Find out how it differs from a single-coil pickup and what it does to your sound.
By Jeff Owens
What is a humbucking pickup? What does it do? What does it sound like? And why is it called that?
Humbucking pickups are especially good at doing two things:
It turns out that single-coil pickups (a magnet wound with wire) make excellent antennas that are keenly sensitive to electromagnetic interference caused by mainstream domestic electrical grid power and appliances such as transformers or computers.
Built with two coils rather than one, humbuckers cancel those annoying electrical hums and other extraneous noises that can affect single-coil pickups, while leaving the string signal intact. In essence they “buck” the unwanted hum.
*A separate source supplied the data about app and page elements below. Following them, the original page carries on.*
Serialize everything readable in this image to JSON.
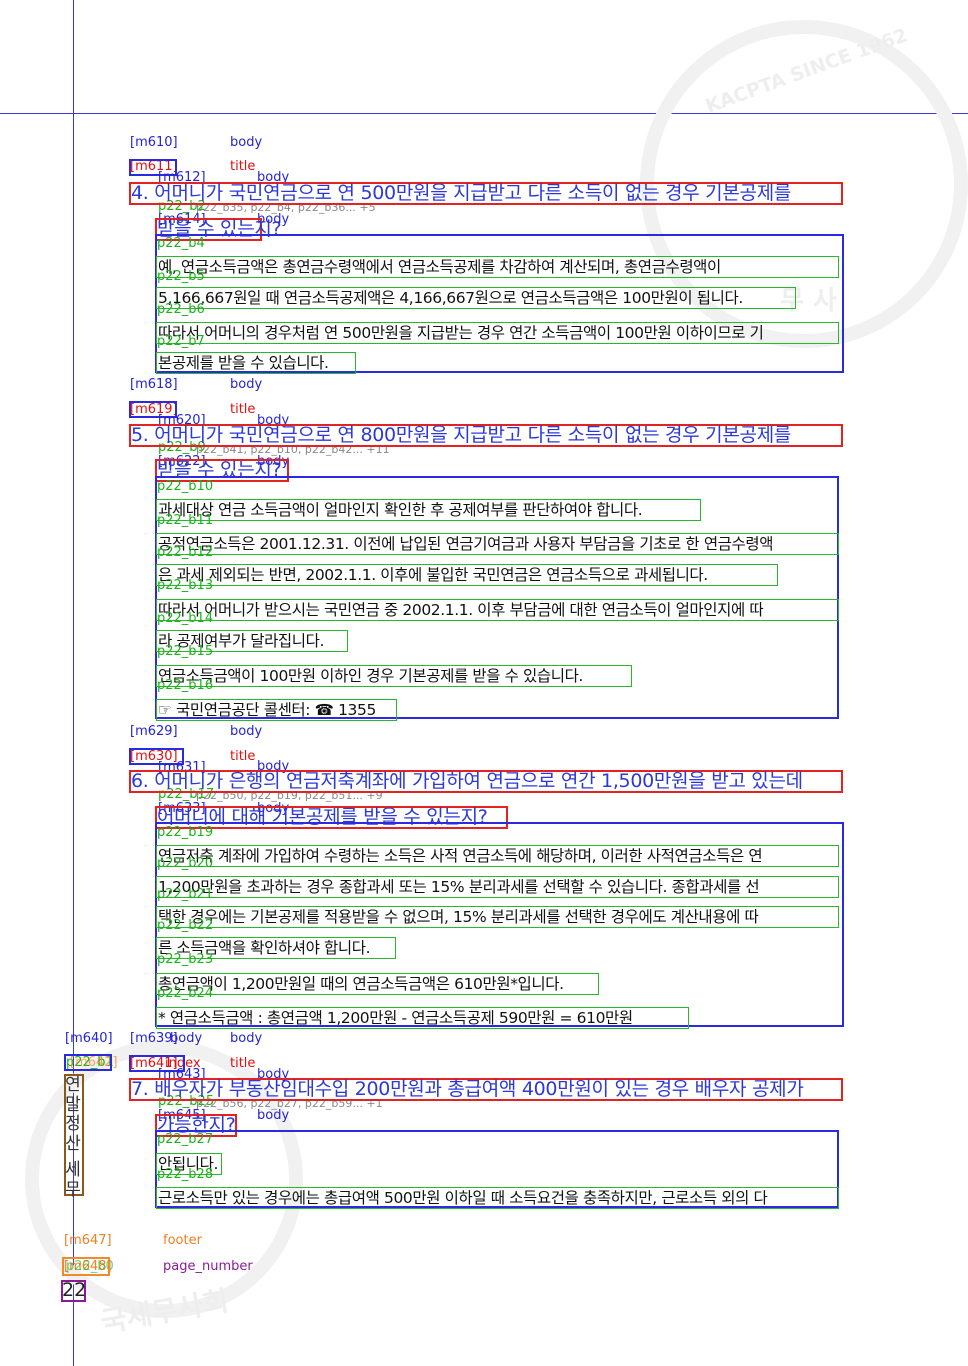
{
  "layout_labels": {
    "body": "body",
    "title": "title",
    "footer": "footer",
    "page_number": "page_number",
    "index": "index"
  },
  "watermarks": {
    "top_right": "KACPTA SINCE 1962",
    "mid_right": "무 사",
    "bottom_left": "국세무사회"
  },
  "sections": [
    {
      "container_id": "[m610]",
      "title_id": "[m611]",
      "title_region_id": "[m612]",
      "title_overlap": "p22_b2",
      "line_ids": "p22_b35, p22_b4, p22_b36... +5",
      "body_region_id": "[m614]",
      "title_lines": [
        "4. 어머니가 국민연금으로 연 500만원을 지급받고 다른 소득이 없는 경우 기본공제를",
        "받을 수 있는지?"
      ],
      "paragraphs": [
        {
          "id": "p22_b4",
          "text": "예, 연금소득금액은 총연금수령액에서 연금소득공제를 차감하여 계산되며, 총연금수령액이"
        },
        {
          "id": "p22_b5",
          "text": "5,166,667원일 때 연금소득공제액은 4,166,667원으로 연금소득금액은 100만원이 됩니다."
        },
        {
          "id": "p22_b6",
          "text": "따라서 어머니의 경우처럼 연 500만원을 지급받는 경우 연간 소득금액이 100만원 이하이므로 기"
        },
        {
          "id": "p22_b7",
          "text": "본공제를 받을 수 있습니다."
        }
      ]
    },
    {
      "container_id": "[m618]",
      "title_id": "[m619]",
      "title_region_id": "[m620]",
      "title_overlap": "p22_b9",
      "line_ids": "p22_b41, p22_b10, p22_b42... +11",
      "body_region_id": "[m622]",
      "title_lines": [
        "5. 어머니가 국민연금으로 연 800만원을 지급받고 다른 소득이 없는 경우 기본공제를",
        "받을 수 있는지?"
      ],
      "paragraphs": [
        {
          "id": "p22_b10",
          "text": "과세대상 연금 소득금액이 얼마인지 확인한 후 공제여부를 판단하여야 합니다."
        },
        {
          "id": "p22_b11",
          "text": "공적연금소득은 2001.12.31. 이전에 납입된 연금기여금과 사용자 부담금을 기초로 한 연금수령액"
        },
        {
          "id": "p22_b12",
          "text": "은 과세 제외되는 반면, 2002.1.1. 이후에 불입한 국민연금은 연금소득으로 과세됩니다."
        },
        {
          "id": "p22_b13",
          "text": "따라서 어머니가 받으시는 국민연금 중 2002.1.1. 이후 부담금에 대한 연금소득이 얼마인지에 따"
        },
        {
          "id": "p22_b14",
          "text": "라 공제여부가 달라집니다."
        },
        {
          "id": "p22_b15",
          "text": "연금소득금액이 100만원 이하인 경우 기본공제를 받을 수 있습니다."
        },
        {
          "id": "p22_b16",
          "text": "☞ 국민연금공단 콜센터: ☎ 1355"
        }
      ]
    },
    {
      "container_id": "[m629]",
      "title_id": "[m630]",
      "title_region_id": "[m631]",
      "title_overlap": "p22_b17",
      "line_ids": "p22_b50, p22_b19, p22_b51... +9",
      "body_region_id": "[m633]",
      "title_lines": [
        "6. 어머니가 은행의 연금저축계좌에 가입하여 연금으로 연간 1,500만원을 받고 있는데",
        "어머니에 대해 기본공제를 받을 수 있는지?"
      ],
      "paragraphs": [
        {
          "id": "p22_b19",
          "text": "연금저축 계좌에 가입하여 수령하는 소득은 사적 연금소득에 해당하며, 이러한 사적연금소득은 연"
        },
        {
          "id": "p22_b20",
          "text": "1,200만원을 초과하는 경우 종합과세 또는 15% 분리과세를 선택할 수 있습니다. 종합과세를 선"
        },
        {
          "id": "p22_b21",
          "text": "택한 경우에는 기본공제를 적용받을 수 없으며, 15% 분리과세를 선택한 경우에도 계산내용에 따"
        },
        {
          "id": "p22_b22",
          "text": "른 소득금액을 확인하셔야 합니다."
        },
        {
          "id": "p22_b23",
          "text": "총연금액이 1,200만원일 때의 연금소득금액은 610만원*입니다."
        },
        {
          "id": "p22_b24",
          "text": "* 연금소득금액 : 총연금액 1,200만원 - 연금소득공제 590만원 = 610만원"
        }
      ]
    },
    {
      "container_id": "[m639]",
      "title_id": "[m641]",
      "title_region_id": "[m643]",
      "title_overlap": "p22_b25",
      "line_ids": "p22_b56, p22_b27, p22_b59... +1",
      "body_region_id": "[m645]",
      "title_lines": [
        "7. 배우자가 부동산임대수입 200만원과 총급여액 400만원이 있는 경우 배우자 공제가",
        "가능한지?"
      ],
      "paragraphs": [
        {
          "id": "p22_b27",
          "text": "안됩니다."
        },
        {
          "id": "p22_b28",
          "text": "근로소득만 있는 경우에는 총급여액 500만원 이하일 때 소득요건을 충족하지만, 근로소득 외의 다"
        }
      ]
    }
  ],
  "sidebar": {
    "container_id": "[m640]",
    "index_id": "[m642]",
    "overlap_id": "p22_b1",
    "text": "연말정산 세무",
    "chars": [
      "연",
      "말",
      "정",
      "산",
      "",
      "세",
      "무"
    ]
  },
  "footer": {
    "id": "[m647]",
    "page_number_id": "[m648]",
    "overlap_id": "p22_b0",
    "page_number": "22"
  }
}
Humbucking pickups solve this problem by using two signal-producing coils instead of one. The two coils have opposing windings and polarities, an arrangement that—through complex principles of physics—results in the reduction or cancellation of unwanted electromagnetic interference while improving the quality and output level of the signal. The annoying hum goes away, leaving a big, warm guitar sound prized by players worldwide.